Autism is a brain disorder affecting approximately 5 per thousand children in which there is a difficulty in social relations, difficulty in communication, and a lack of imaginative and creative play. There seems to be an undetermined genetic tendency towards autism and it occurs more commonly in boys (approximately 75% are males). Although there have been numerous claims of association with vaccine administration, this has been studied extensively and there does not seem to be any correlation.

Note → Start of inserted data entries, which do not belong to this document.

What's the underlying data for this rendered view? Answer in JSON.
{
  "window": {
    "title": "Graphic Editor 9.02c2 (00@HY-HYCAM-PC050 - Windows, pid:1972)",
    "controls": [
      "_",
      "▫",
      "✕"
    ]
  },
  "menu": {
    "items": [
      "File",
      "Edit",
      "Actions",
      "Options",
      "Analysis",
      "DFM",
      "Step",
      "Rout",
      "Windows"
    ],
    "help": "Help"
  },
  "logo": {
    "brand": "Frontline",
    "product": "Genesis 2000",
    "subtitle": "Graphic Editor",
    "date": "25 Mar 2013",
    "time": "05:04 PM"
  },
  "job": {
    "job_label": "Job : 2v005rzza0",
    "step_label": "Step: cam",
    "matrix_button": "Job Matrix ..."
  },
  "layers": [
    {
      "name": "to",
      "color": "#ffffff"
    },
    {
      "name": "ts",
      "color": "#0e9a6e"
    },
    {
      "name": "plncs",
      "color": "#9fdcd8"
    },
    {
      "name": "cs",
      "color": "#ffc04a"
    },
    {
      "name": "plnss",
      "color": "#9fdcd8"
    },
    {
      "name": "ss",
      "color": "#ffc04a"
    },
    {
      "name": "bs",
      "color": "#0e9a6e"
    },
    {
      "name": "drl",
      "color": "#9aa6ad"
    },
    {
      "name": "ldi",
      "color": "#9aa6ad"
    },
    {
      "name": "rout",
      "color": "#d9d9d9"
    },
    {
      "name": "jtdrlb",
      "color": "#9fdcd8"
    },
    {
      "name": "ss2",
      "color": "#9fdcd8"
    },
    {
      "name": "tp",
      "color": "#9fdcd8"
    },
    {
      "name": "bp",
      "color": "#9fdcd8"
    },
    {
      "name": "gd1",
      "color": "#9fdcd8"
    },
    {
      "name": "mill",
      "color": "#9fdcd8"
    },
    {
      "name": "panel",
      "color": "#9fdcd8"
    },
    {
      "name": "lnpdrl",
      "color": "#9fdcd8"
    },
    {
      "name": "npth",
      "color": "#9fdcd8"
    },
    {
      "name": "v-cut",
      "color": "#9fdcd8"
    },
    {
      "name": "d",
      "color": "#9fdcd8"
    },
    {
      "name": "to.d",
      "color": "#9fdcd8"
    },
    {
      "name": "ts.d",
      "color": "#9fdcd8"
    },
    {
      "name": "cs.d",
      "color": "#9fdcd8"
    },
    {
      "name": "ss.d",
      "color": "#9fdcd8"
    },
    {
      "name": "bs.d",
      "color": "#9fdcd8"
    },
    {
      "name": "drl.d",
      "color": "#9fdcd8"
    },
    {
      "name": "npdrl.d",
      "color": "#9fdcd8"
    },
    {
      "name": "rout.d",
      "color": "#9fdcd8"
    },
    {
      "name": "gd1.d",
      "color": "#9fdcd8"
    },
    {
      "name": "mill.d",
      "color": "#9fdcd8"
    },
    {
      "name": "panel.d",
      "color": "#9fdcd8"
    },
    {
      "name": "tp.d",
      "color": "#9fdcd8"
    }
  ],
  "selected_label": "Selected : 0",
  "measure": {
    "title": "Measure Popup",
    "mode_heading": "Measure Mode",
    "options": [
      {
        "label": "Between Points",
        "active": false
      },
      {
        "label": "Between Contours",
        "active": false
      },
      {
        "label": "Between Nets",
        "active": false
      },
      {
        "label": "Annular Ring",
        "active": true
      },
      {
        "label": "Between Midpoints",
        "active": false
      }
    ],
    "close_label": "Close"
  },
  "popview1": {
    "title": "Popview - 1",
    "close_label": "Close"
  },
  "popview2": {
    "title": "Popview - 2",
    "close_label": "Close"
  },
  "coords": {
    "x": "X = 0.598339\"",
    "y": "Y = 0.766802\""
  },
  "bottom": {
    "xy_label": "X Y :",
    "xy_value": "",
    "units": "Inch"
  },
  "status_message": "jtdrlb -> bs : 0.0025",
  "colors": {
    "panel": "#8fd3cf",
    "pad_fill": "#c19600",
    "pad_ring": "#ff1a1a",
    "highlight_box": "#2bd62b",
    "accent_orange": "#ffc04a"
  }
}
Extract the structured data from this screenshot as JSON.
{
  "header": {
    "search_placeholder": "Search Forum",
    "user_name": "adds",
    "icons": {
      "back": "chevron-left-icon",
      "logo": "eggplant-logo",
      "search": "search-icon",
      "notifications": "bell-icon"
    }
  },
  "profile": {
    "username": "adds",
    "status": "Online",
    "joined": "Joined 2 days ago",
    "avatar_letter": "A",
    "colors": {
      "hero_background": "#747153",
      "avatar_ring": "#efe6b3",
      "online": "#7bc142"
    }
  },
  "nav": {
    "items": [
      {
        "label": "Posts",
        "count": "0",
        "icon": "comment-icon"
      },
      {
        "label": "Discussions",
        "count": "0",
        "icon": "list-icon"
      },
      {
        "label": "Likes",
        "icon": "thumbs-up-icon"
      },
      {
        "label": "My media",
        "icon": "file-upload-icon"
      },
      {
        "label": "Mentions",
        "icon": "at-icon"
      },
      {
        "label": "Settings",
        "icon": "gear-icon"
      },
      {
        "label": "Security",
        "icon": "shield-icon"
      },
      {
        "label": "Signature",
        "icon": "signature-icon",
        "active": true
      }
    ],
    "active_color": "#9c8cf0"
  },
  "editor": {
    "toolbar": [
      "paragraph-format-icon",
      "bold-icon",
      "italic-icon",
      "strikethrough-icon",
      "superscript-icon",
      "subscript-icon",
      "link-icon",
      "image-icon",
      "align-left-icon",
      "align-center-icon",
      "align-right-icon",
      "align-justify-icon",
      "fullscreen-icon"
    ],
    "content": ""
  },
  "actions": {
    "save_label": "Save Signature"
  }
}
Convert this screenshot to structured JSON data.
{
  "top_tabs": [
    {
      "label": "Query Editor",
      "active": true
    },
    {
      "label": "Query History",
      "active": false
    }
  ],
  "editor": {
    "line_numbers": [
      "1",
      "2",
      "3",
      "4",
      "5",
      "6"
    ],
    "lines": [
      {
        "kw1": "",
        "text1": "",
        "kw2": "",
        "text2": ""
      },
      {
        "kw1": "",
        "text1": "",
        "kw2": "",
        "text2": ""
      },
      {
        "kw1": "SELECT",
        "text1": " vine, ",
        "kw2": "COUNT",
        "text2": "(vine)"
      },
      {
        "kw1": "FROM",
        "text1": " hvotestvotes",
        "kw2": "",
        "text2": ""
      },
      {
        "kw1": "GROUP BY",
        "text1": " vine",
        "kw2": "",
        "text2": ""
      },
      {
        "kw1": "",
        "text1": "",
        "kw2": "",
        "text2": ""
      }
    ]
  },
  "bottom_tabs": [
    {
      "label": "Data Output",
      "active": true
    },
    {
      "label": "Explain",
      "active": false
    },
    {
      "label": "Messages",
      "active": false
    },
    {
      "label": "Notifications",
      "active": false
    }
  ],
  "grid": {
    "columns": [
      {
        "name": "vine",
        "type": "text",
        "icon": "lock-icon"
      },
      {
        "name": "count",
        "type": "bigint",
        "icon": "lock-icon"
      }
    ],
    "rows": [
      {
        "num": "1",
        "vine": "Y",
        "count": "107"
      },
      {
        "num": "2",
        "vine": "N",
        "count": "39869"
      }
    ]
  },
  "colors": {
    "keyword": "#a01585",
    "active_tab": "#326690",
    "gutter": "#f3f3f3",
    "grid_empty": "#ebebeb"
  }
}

There has been an increase in the diagnosis of Autism recently; this is because of better diagnosis, rather than an inherent increase in the development of Autism.
Autism generally does not appear until the second or third years of life - but is best treated if discovered early and therapy is begun as soon as possible.
According to The National Center on Birth Defects and Developmental Disabilities, a child or adult with autism might have the following signs and symptoms:
•not play "pretend" games (pretend to "feed" a doll) •not point at objects to show interest (point at an airplane flying over) •not look at objects when another person points at them •have trouble relating to others or not have an interest in other people at all •avoid eye contact and want to be alone •have trouble understanding other people's feelings or talking about their own feelings •prefer not to be held or cuddled or might cuddle only when they want to •appear to be unaware when other people talk to them but respond to other sounds •be very interested in people, but not know how to talk, play, or relate to them •repeat or echo words or phrases said to them, or repeat words or phrases in place of •normal language (echolalia) •have trouble expressing their needs using typical words or motions •repeat actions over and over again •have trouble adapting when a routine changes •have unusual reactions to the way things smell, taste, look, feel, or sound •lose skills they once had (for instance, stop saying words they were once using)
If you or your doctor think there could be a problem, ask for a referral to see a developmental pediatrician or other specialist, and you can contact your local early intervention agency (for children under 3) or public school (for children 3 and older).